▶ _Work required_
Every line containing "excelerate" should be identified and copied from the data below.

─── Available records

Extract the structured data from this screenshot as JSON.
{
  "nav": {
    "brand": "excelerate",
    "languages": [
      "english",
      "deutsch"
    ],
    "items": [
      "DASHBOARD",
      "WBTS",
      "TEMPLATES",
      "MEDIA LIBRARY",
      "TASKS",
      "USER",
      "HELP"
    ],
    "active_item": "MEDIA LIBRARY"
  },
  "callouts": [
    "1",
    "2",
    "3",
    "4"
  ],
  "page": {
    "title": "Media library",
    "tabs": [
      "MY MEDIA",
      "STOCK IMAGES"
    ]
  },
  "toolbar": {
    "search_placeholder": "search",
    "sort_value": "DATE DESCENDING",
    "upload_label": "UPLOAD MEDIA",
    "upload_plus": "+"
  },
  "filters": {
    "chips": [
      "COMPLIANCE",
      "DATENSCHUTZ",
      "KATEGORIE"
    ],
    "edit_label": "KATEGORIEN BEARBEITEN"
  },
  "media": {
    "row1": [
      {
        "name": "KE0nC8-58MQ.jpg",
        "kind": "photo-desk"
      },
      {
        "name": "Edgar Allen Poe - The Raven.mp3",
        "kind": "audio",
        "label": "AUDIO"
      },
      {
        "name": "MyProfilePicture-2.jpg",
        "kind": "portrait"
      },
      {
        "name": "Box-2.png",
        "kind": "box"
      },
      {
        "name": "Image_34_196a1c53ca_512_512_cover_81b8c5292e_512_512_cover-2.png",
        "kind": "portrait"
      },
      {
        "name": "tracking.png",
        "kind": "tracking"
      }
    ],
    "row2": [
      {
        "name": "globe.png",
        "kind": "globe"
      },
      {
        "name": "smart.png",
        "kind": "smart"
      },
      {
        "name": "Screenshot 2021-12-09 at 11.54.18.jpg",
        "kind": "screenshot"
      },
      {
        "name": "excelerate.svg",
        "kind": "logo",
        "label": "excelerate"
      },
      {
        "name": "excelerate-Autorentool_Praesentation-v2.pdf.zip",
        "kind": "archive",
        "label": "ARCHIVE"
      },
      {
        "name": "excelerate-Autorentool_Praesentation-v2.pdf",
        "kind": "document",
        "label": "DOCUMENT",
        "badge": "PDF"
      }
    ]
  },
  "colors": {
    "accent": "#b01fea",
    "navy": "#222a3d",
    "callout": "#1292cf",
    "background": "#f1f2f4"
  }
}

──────

▶ _Written answer_
    "brand": "excelerate",
        "name": "excelerate.svg",
        "label": "excelerate"
        "name": "excelerate-Autorentool_Praesentation-v2.pdf.zip",
        "name": "excelerate-Autorentool_Praesentation-v2.pdf",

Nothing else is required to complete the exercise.